See more from this Session: Forest Soils Graduate Student Poster Session
Tuesday, November 2, 2010
Long Beach Convention Center, Exhibit Hall BC, Lower Level

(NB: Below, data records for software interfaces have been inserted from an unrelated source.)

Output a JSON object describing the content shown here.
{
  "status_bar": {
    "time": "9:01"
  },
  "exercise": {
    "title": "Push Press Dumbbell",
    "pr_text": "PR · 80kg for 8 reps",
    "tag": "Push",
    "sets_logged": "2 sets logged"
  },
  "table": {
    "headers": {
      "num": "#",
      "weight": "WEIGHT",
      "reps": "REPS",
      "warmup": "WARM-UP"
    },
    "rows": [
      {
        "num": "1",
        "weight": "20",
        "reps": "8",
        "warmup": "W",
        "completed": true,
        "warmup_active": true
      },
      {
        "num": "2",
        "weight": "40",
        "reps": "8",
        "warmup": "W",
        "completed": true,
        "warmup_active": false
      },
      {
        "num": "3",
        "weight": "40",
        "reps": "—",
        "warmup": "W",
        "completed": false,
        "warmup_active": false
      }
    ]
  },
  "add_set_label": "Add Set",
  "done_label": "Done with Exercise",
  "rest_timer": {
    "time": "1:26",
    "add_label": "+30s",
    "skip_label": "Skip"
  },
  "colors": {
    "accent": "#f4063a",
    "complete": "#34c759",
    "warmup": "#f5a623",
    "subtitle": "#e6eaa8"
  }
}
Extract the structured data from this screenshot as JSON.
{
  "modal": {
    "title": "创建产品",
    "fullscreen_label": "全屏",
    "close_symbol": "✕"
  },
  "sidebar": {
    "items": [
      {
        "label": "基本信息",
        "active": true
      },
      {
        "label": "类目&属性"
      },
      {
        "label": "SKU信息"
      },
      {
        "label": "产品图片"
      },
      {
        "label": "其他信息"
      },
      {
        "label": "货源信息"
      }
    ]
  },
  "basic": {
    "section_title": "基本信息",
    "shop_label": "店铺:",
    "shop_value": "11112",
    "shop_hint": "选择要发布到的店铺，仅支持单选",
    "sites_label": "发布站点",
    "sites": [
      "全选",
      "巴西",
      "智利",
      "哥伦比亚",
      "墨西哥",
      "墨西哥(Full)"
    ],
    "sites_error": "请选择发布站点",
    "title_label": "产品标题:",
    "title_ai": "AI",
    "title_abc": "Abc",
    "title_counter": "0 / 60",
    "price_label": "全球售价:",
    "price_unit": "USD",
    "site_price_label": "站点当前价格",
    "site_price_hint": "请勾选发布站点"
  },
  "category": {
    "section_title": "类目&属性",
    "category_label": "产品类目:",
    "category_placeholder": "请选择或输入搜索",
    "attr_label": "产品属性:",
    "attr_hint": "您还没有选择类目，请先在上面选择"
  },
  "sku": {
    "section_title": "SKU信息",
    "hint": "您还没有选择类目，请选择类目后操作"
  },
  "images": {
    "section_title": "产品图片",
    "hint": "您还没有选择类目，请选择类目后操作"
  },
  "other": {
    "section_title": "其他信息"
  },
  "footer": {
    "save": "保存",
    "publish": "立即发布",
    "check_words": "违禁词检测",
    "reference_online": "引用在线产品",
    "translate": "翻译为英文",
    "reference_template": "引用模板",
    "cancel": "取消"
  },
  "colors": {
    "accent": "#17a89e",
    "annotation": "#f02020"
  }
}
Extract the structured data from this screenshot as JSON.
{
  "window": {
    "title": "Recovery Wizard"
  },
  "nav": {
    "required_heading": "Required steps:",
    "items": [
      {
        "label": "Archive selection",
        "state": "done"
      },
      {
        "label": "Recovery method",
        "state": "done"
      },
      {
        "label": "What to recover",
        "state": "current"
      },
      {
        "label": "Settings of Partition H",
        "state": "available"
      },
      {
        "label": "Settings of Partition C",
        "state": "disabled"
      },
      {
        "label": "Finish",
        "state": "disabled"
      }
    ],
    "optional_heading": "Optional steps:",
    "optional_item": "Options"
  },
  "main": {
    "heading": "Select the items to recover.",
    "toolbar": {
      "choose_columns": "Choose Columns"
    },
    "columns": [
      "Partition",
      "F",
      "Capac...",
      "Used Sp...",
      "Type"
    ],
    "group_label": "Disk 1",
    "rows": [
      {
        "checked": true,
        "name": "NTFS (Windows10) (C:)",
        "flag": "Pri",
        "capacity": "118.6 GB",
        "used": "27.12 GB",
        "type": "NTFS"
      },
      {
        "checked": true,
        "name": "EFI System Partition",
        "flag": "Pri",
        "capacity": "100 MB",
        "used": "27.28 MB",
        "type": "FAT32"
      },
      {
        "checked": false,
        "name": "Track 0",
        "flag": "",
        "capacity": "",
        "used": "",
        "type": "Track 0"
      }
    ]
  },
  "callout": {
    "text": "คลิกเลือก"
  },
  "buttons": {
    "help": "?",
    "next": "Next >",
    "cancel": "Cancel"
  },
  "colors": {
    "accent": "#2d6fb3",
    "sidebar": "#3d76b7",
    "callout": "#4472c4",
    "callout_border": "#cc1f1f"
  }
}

Much of the Northeastern United States was devoid of native earthworms due to extinction caused by the Wisconsian glaciation. Since their introduction by European explorers, bioturbation by earthworms has resulted in soil modifications and changes in nutrient cycling. Beginning June of 2009, an organic sugarbush plantation near Cabot, Vermont, was surveyed for areas with and without earthworms. Five plots each were established at sites without earthworms (NE) and with earthworms (E). To investigate the effect of duff layer loss in the absence of worms, a third set of five plots without earthworms was stripped of its duff layer (NE/ND). Plant Root Simulator (PRS®) probes from Western Ag Innovations were randomly placed in the plots in the top mineral horizon, where they adsorbed macronutrients (N, P, K) and select metals (Ca, Mg, Fe, Mn, Cu, S, Pb, Al, Cd) for 14 or 21 days. Probes were analyzed for sorbed ions by Western Ag Innovations. Available nutrients/metals were statistically significant (ANOVA) among plot types within the same sample dates and within plots types at different sample dates at a p-value of 0.05. While total inorganic nitrogen (NO3 + NH4) was not different, significantly greater amounts of NO3 were available in earthworm plots. Available Ca was greater and K was less in earthworm plots than in plots without earthworms regardless of the presence/absence of the duff layer. Pattern of inorganic nitrogen availability differed between earthworm and no earthworm plots during the growing season.